Baby hamsters should not be handled until they are ten to fourteen days old at the least. When it is safe to handle them depends by a large part on the mother. Well-tamed and socialized females tend to be more accepting of their babies being handled. Take your cues from her and move slowly. If she shows you she is unhappy with what you are doing, back off and try again after a few days. The babies will probably act frightened and make squeak or even try to bite.
It is important that you keep the babies away from drafts. Those tiny little critters can move suddenly and quickly so be very cautious about making sure they can not jump or fall from your hand.
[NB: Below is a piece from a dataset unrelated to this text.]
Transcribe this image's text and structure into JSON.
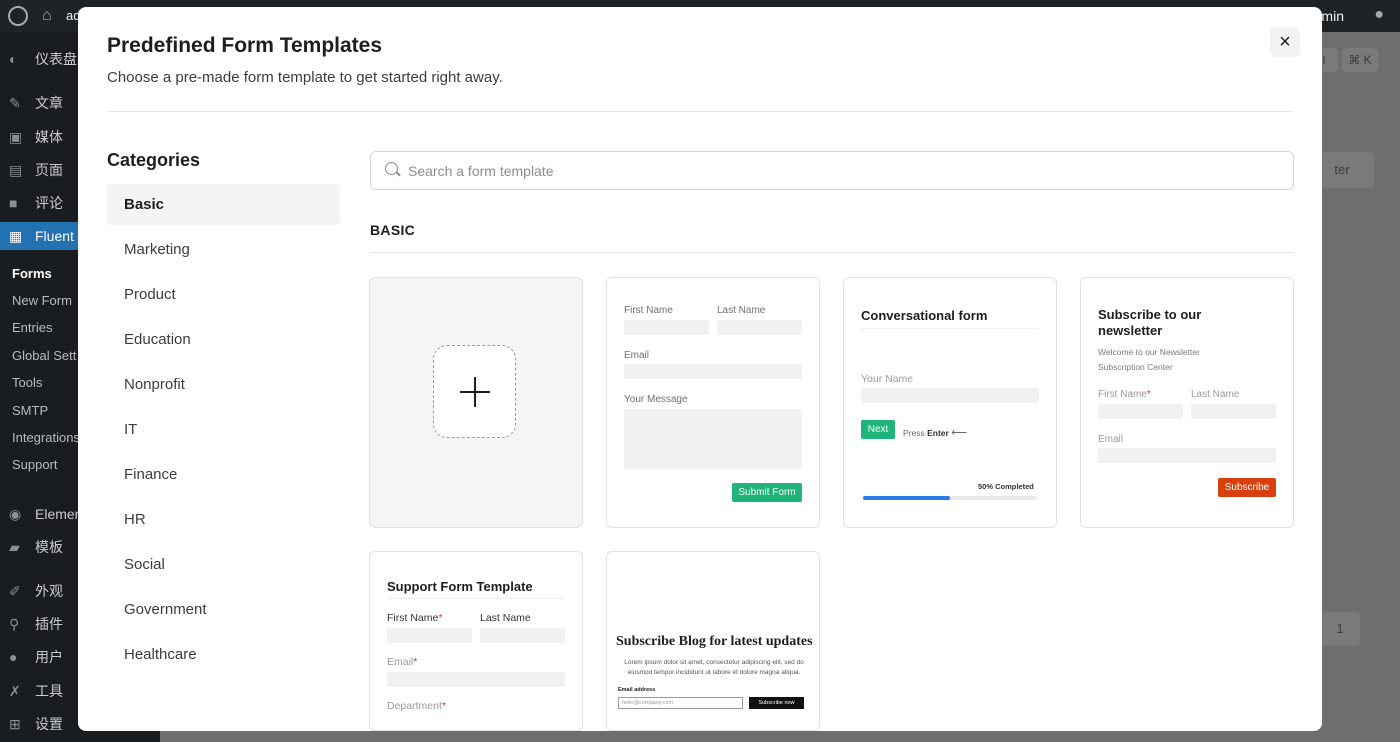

Start slowly, only handle each baby for a few minutes at a time and not more than once a day. By three or four weeks of age they will be ready for more time and activity outside of the cage. A plastic hamster ball is an ideal way to interact with your hamsters and to allow them to explore the world outside their cage. This also provides an excellent opportunity for them to get some exercise.
At four to six weeks of age the babies should be weaned by removing them from their mothers cage. It is especially important to separate the males and females at this time to prevent breeding.
Why Did She Kill Her Babies?
Unfortunately, for a variety of reasons mother hamsters will kill and even eat some or all of her babies. Usually this will happen with in the first week of the new babies lives. The most common reason for this happening is having her nest or babies messed with. Some mother hamsters just will not tolerate human contact during that first week. Some mother hamsters don't tolerate much contact until their babies are weaned. The good news is that most mommas go back to their normal social selves after the babies have been weaned and removed from her cage.
Keeping the cage in a quiet corner of the house away from noise and commotion greatly reduces the risk of this happening. You should not allow anyone to handle the mother or babies or to put their hands into the cage. Avoid changing the bedding for the first two weeks unless absolutely necessary. Allowing the new mom and her babies some peace and quiet for the first week and then take it slowly from there to almost eliminate this problem and ensure happy healthy babies and mom.
This article is accurate and true to the best of the author’s knowledge. It is not meant to substitute for diagnosis, prognosis, treatment, prescription, or formal and individualized advice from a veterinary medical professional. Animals exhibiting signs and symptoms of distress should be seen by a veterinarian immediately.